KIR3DS1/L1 and HLA-Bw4-80I are associated with HIV disease progression among HIV typical progressors and long-term nonprogressors
- Equal contributors
1 Key Laboratory of AIDS Immunology of Ministry of Health, Department of Laboratory Medicine, The First Affiliated Hospital, China Medical University, Shenyang 110001, P. R. China
2 Collaborative Innovation Center for Diagnosis and Treatment of Infectious Diseases, Hangzhou, China
3 Department of Laboratory Medicine, The Fourth Affiliated Hospital, China Medical University, Shenyang 110032, P. R. China
BMC Infectious Diseases 2013, 13:405 doi:10.1186/1471-2334-13-405Published: 2 September 2013
Natural killer (NK) cells have emerged as pivotal players in innate immunity, especially in the defense against viral infections and tumors. Killer immunoglobulin-like receptors (KIRs) – an important recognition receptor expressed on the surface of NK cells – regulate the inhibition and/or activation of NK cells after interacting with human leukocyte antigen (HLA) class I ligands. Various KIR genes might impact the prognosis of many different diseases.
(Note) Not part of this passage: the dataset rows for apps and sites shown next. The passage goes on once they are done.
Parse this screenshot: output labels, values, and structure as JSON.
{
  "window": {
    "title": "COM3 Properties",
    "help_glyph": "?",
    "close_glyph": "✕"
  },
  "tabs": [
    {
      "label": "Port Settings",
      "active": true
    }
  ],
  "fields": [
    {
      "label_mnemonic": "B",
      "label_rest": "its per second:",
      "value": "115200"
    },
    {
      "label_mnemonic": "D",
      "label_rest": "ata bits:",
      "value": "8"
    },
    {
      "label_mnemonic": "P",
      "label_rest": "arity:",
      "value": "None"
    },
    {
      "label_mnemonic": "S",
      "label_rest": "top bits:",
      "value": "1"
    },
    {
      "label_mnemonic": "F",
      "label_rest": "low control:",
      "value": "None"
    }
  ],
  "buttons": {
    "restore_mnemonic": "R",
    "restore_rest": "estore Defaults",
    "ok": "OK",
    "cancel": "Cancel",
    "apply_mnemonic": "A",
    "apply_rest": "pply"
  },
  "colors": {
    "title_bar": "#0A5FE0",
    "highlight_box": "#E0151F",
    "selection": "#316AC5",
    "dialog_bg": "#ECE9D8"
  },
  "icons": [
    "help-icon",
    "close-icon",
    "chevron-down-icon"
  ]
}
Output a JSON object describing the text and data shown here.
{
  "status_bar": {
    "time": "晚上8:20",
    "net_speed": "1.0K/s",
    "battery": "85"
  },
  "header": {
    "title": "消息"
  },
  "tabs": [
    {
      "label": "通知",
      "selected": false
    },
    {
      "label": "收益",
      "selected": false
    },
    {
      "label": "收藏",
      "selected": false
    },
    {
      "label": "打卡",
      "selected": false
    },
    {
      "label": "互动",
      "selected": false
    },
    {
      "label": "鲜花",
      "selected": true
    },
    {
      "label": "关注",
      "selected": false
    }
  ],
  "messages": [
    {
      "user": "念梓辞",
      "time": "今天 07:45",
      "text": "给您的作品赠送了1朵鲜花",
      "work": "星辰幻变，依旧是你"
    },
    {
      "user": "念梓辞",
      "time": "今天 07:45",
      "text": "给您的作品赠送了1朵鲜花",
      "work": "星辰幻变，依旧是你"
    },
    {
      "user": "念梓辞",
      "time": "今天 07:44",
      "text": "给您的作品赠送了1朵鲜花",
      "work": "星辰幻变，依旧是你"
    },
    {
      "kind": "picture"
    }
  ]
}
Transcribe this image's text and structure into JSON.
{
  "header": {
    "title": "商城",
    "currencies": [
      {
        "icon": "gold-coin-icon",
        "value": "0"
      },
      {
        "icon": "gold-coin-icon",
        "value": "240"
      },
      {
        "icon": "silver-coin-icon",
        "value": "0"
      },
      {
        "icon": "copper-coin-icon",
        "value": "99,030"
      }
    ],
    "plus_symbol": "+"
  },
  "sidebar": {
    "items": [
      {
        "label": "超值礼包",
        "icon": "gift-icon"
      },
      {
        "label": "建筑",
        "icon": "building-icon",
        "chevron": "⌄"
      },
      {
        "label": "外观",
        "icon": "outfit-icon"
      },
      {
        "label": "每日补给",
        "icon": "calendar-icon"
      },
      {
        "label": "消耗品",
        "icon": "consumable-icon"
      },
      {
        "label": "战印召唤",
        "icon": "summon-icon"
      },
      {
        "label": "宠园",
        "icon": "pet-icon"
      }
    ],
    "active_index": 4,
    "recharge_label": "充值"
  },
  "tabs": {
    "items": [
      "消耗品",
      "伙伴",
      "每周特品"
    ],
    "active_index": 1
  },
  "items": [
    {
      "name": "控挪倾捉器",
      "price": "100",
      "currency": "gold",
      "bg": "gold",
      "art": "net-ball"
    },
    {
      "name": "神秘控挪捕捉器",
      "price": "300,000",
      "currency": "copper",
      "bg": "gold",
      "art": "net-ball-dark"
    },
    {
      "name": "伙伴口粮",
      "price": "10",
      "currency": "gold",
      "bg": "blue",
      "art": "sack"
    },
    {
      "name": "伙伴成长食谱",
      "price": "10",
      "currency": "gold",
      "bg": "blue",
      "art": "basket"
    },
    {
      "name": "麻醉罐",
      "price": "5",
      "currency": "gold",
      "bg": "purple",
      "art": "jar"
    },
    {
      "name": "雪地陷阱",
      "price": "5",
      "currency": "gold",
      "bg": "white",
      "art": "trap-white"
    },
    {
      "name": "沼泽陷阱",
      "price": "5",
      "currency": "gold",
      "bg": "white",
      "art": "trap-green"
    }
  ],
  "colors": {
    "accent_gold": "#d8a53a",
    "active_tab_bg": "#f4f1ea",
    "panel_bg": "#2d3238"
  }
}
The implications of KIR-HLA interaction in HIV disease progression remains poorly understood.
Here, we studied KIR genotypes, mRNA levels, HLA genotypes, CD4+ T cell counts and viral loads in our cohort of Human Immunodeficiency Virus (HIV)-infected individuals, a group that includes HIV long-term nonprogressors (LTNPs) and typical progressors (TPs).
We found that the frequency of KIR3DS1/L1 heterozygotes with HLA-Bw4-80I gene was much higher in LTNPs than in TPs (P = 0.001) and that the KIR3DL1 homozygotes without HLA-Bw4-80I gene had higher viral loads and lower CD4+ T cell counts (P = 0.014 and P = 0.021, respectively). Our study also confirmed that homozygosity for the HLA-Bw6 allele was associated with rapid disease progression. In addition to the aforementioned results on the DNA level, we observed that higher level expression of KIR3DS1 mRNA was in LTNP group, and that higher level expression of KIR3DL1 mRNA was in TP group.
Our data suggest that different KIR-HLA genotypes and different levels of transcripts associate with HIV disease progression.